Anna Letitia Barbauld, Eighteen Hundred and Eleven (1812)
Mrs. Barbauld’s most notorious political poem, this is a deeply pessimistic reflection on English culture after several years of war with Napoleon, and it brought down a firestorm of negative criticism.
The Female Spectator (1744 - 46) was the first periodical written for women by a woman. It was edited by Eliza Haywood and presented social and domestic issues to women readers, Kresge Library has volume 3.
Women’s history developed as a genre in the late 18th century in Europe and America. Women’s history books usually insisted on women’s specific traits and the importance of domesticity. For example Thomas Heywood's Gunaikeion, or, Nine bookes of various history concerninge women (1624) deals with marriage, adultery and other feminine topics through the ages.
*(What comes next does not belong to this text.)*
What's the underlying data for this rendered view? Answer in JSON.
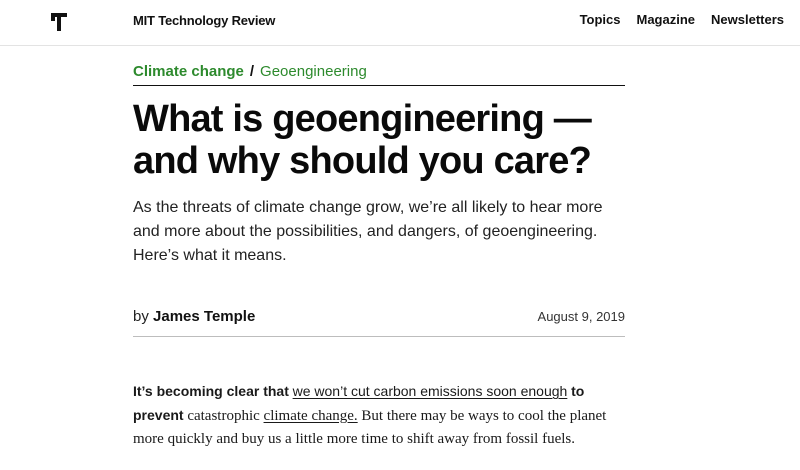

William Alexander's The History of Women from the Earliest Antiquity, to the Present Time ( 1779) is written in plain and simple language that less educated women can understand.
The collection also includes books on women in Asia such as Mary Frances Billington’s Woman in India (1885) or Reverend Houghton’s Women of the Orient: an account of the religious, intellectual, and social condition of women in Japan, China, India, Egypt, Syria, and Turkey (1877).
American female authors from the colonial to Victoria eras are also well represented:
Peggy Dow, Vicissitudes in the Wilderness (1833)
Born in Massachusetts, Dow (1780-1820) published her journal in which she relates her life with her husband, the itinerant Methodist preacher Lorenzo Dow.
Fanny Kemble, Journal of a Residence on a Georgian Plantation in 1838-1839
A well-known British actress, Fanny Kemble (1809-1893) married a wealthy Georgian plantation owner in 1834. During the Civil War she published her journal, a detailed and ferocious account of slavery, especially the conditions of slave women.